When Lowry spoke on other topics, he said, “We love all members of our community,” saying that is a sentiment he repeats frequently.
“Our police department loves you,” he said. “We wouldn’t do this job if we didn’t care about people and didn’t love them.”
He briefly introduced himself, discussing his 47-year law enforcement career in which he worked for Prince George’s County police, NASA, the NFL running security and emergency preparedness for the Washington team and the Miami Dolphins, and was police chief of two municipal agencies at the same time in Prince George’s.
He said he’s been married for 47 years and has three sons, three daughters-in-law and five grandchildren.
“I’m a very simple man,” he said. “I love three things: I love the lord, I love this job, this profession and I love my family.”

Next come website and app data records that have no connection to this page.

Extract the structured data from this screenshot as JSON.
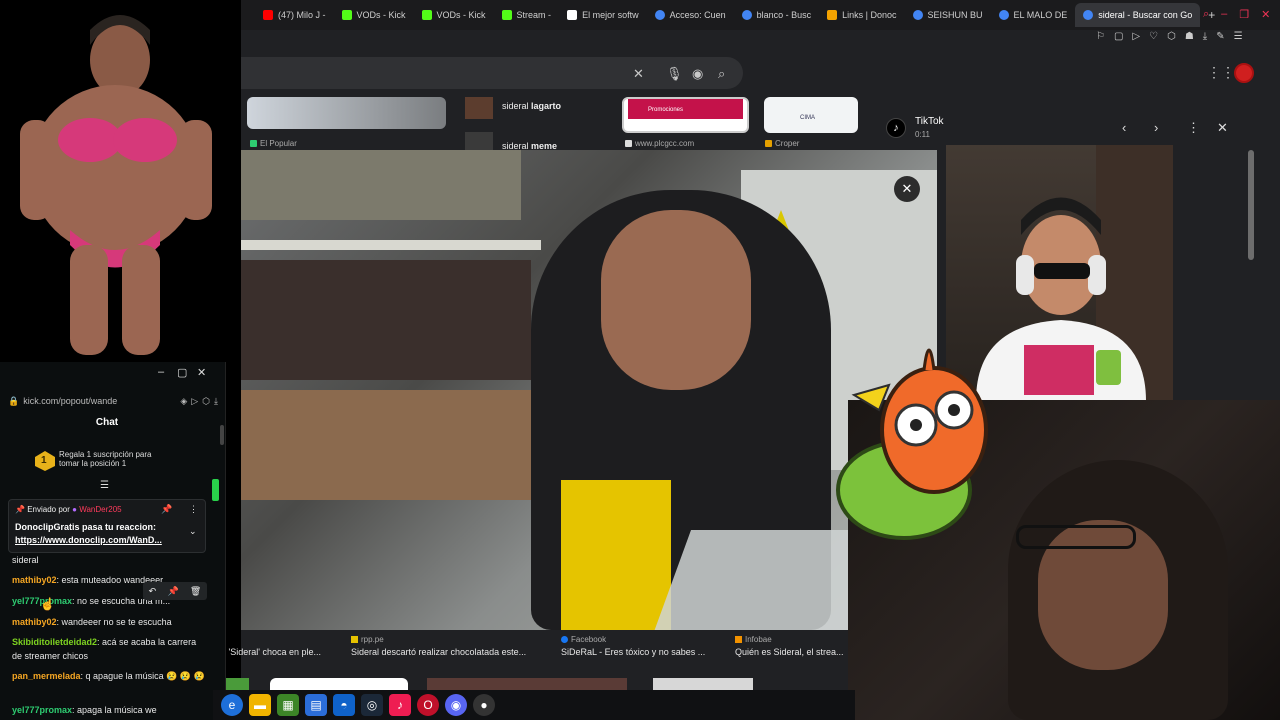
{
  "browser": {
    "tabs": [
      {
        "label": "(47) Milo J - ",
        "color": "#ff0000"
      },
      {
        "label": "VODs - Kick",
        "color": "#53fc18"
      },
      {
        "label": "VODs - Kick",
        "color": "#53fc18"
      },
      {
        "label": "Stream - ",
        "color": "#53fc18"
      },
      {
        "label": "El mejor softw",
        "color": "#ffffff"
      },
      {
        "label": "Acceso: Cuen",
        "color": "#4285f4"
      },
      {
        "label": "blanco - Busc",
        "color": "#4285f4"
      },
      {
        "label": "Links | Donoc",
        "color": "#f4a300"
      },
      {
        "label": "SEISHUN BU",
        "color": "#4285f4"
      },
      {
        "label": "EL MALO DE",
        "color": "#4285f4"
      },
      {
        "label": "sideral - Buscar con Go",
        "color": "#4285f4"
      }
    ],
    "profile_color": "#d01f1f"
  },
  "results": {
    "thumb1_source": "El Popular",
    "related1": {
      "prefix": "sideral ",
      "bold": "lagarto"
    },
    "related2": {
      "prefix": "sideral ",
      "bold": "meme"
    },
    "thumb3_source": "www.plcgcc.com",
    "thumb4_source": "Croper",
    "thumb4_label": "CIMA",
    "thumb3_label": "Promociones"
  },
  "captions": [
    {
      "source": "",
      "title": "ner 'Sideral' choca en ple..."
    },
    {
      "source": "rpp.pe",
      "title": "Sideral descartó realizar chocolatada este..."
    },
    {
      "source": "Facebook",
      "title": "SiDeRaL - Eres tóxico y no sabes ..."
    },
    {
      "source": "Infobae",
      "title": "Quién es Sideral, el strea..."
    }
  ],
  "tiktok": {
    "title": "TikTok",
    "time": "0:11"
  },
  "chat": {
    "url": "kick.com/popout/wande",
    "heading": "Chat",
    "gift_number": "1",
    "gift_text_1": "Regala 1 suscripción para",
    "gift_text_2": "tomar la posición 1",
    "pinned_by_label": "Enviado por",
    "pinned_by_user": "WanDer205",
    "pinned_msg": "DonoclipGratis pasa tu reaccion:",
    "pinned_link": "https://www.donoclip.com/WanD...",
    "messages": [
      {
        "user": "",
        "color": "#e8e8e8",
        "text": "sideral"
      },
      {
        "user": "mathiby02",
        "color": "#f5a623",
        "text": ": esta muteadoo wandeeer"
      },
      {
        "user": "yel777promax",
        "color": "#2ecc71",
        "text": ": no se escucha una m..."
      },
      {
        "user": "mathiby02",
        "color": "#f5a623",
        "text": ": wandeeer no se te escucha"
      },
      {
        "user": "Skibiditoiletdeidad2",
        "color": "#7ed321",
        "text": ": acá se acaba la carrera de streamer chicos"
      },
      {
        "user": "pan_mermelada",
        "color": "#f5a623",
        "text": ": q apague la música 😢 😢 😢"
      },
      {
        "user": "yel777promax",
        "color": "#2ecc71",
        "text": ": apaga la música we"
      }
    ]
  }
}
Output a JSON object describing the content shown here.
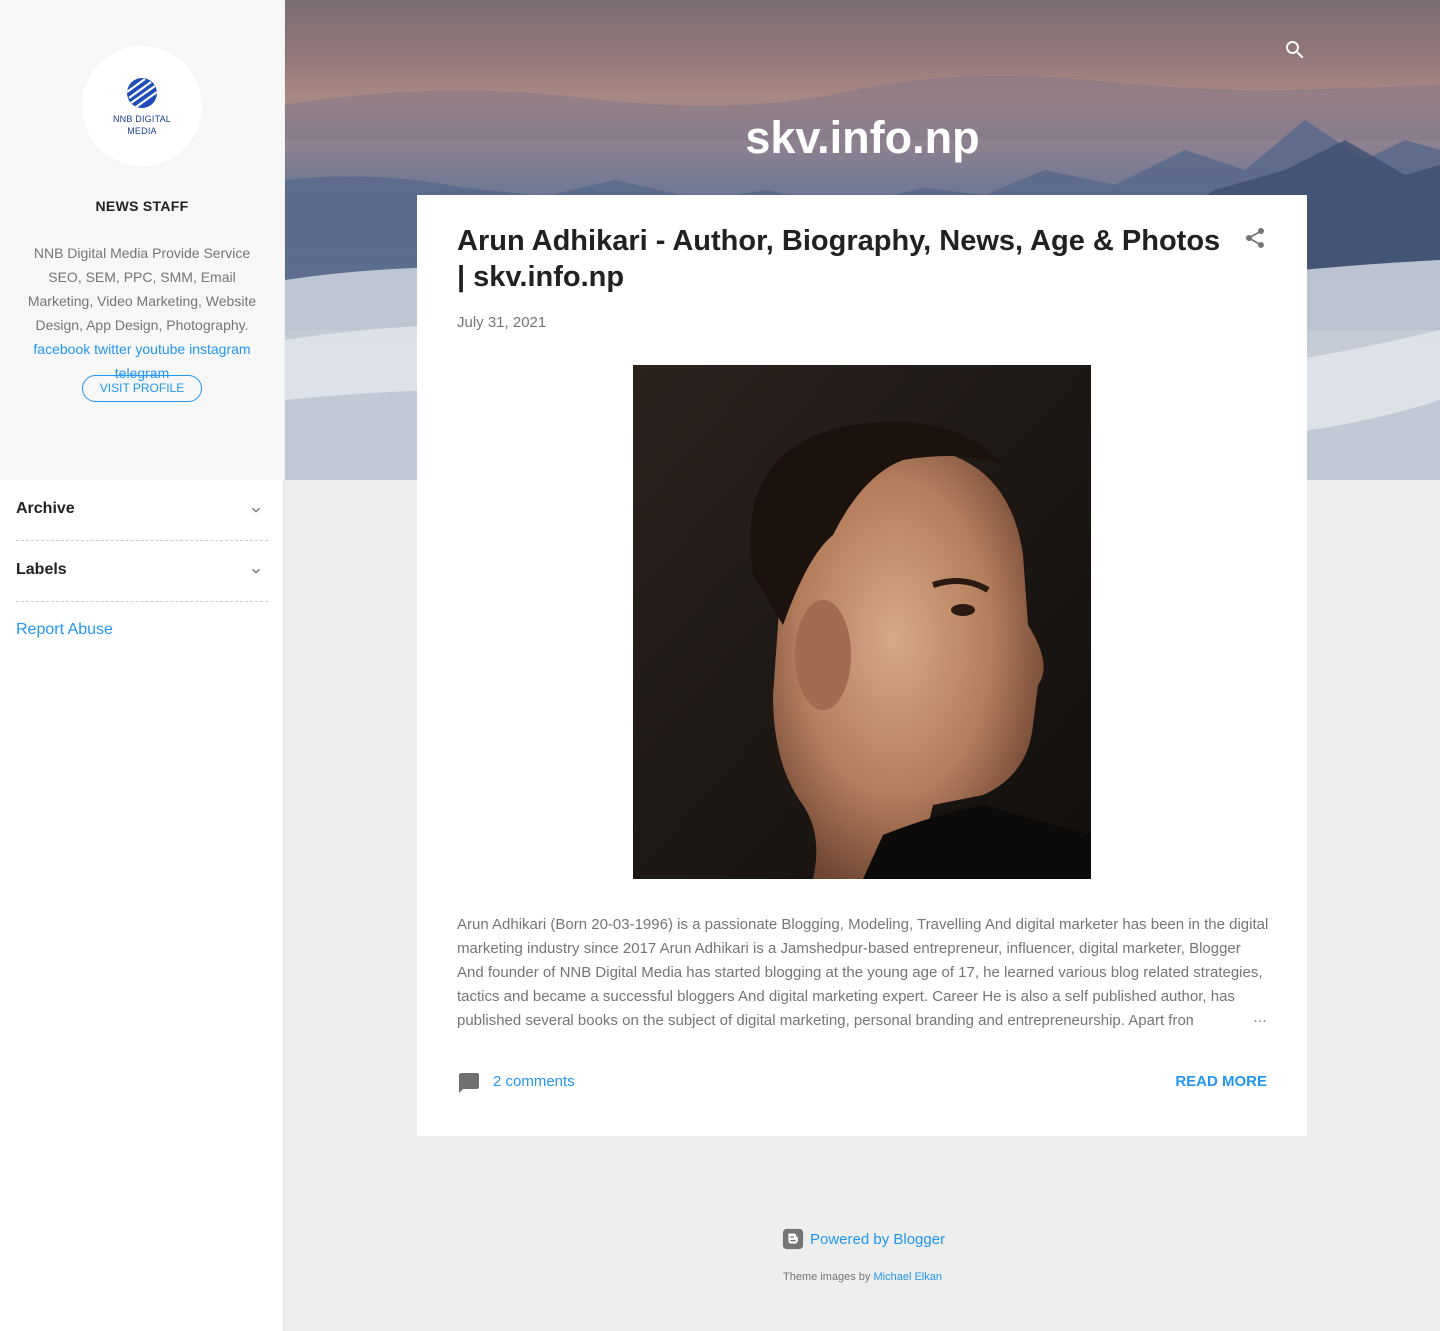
{
  "sidebar": {
    "logo_text_line1": "NNB DIGITAL",
    "logo_text_line2": "MEDIA",
    "profile_name": "NEWS STAFF",
    "profile_description": "NNB Digital Media Provide Service SEO, SEM, PPC, SMM, Email Marketing, Video Marketing, Website Design, App Design, Photography.",
    "social_links": [
      "facebook",
      "twitter",
      "youtube",
      "instagram",
      "telegram"
    ],
    "visit_profile_label": "VISIT PROFILE",
    "widgets": [
      {
        "title": "Archive",
        "icon": "chevron-down-icon"
      },
      {
        "title": "Labels",
        "icon": "chevron-down-icon"
      }
    ],
    "report_abuse_label": "Report Abuse"
  },
  "header": {
    "site_title": "skv.info.np",
    "search_icon": "search-icon"
  },
  "post": {
    "title": "Arun Adhikari - Author, Biography, News, Age & Photos | skv.info.np",
    "date": "July 31, 2021",
    "share_icon": "share-icon",
    "image_alt": "Arun Adhikari portrait",
    "snippet": "Arun Adhikari (Born 20-03-1996) is a passionate Blogging, Modeling, Travelling And digital marketer has been in the digital marketing industry since 2017 Arun Adhikari is a Jamshedpur-based entrepreneur, influencer, digital marketer, Blogger And founder of NNB Digital Media has started blogging at the young age of 17, he learned various blog related strategies, tactics and became a successful bloggers And digital marketing expert. Career He is also a self published author, has published several books on the subject of digital marketing, personal branding and entrepreneurship. Apart from",
    "ellipsis": "…",
    "comments_label": "2 comments",
    "read_more_label": "READ MORE"
  },
  "footer": {
    "powered_by_label": "Powered by Blogger",
    "theme_credit_prefix": "Theme images by",
    "theme_credit_author": "Michael Elkan"
  },
  "colors": {
    "accent": "#2196f3",
    "text_primary": "#212121",
    "text_secondary": "#757575",
    "page_background": "#eeeeee",
    "sidebar_profile_background": "#f7f7f7"
  }
}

He said he tells officers that when they respond to calls they should be treating people in the community as if they’re family members. He said out of the about 450,000 average calls for service a year in the county, almost 98% don’t involve any type of arrest protocol.
He also discussed many of the department’s community programs, such as Coffee with a Cop, and lunch buddies, that are affected because of coronavirus precautions.
Since the beginning of the pandemic, he said the department has responded to more than 1,200 calls for service for violations of orders relating to coronavirus restrictions but has not made any arrests for violations.
The pandemic has also hampered the fire department’s public outreach, Fire Chief Trisha Wolford said at the online event. The department has adapted with some online content, such as Dan Dan the Pub Ed Man, which puts together fire safety facts. She said outreach like that is especially important because more people are home, increasing the opportunity for home accidents.
The department also created online tours of fire apparatus, catering to a younger audience, she said.
Both Lowry and Wolford spoke to the stress that the pandemic has brought for the department’s employees. But when visiting the stations, Wolford said firefighters have had a great attitude despite the challenges of the pandemic.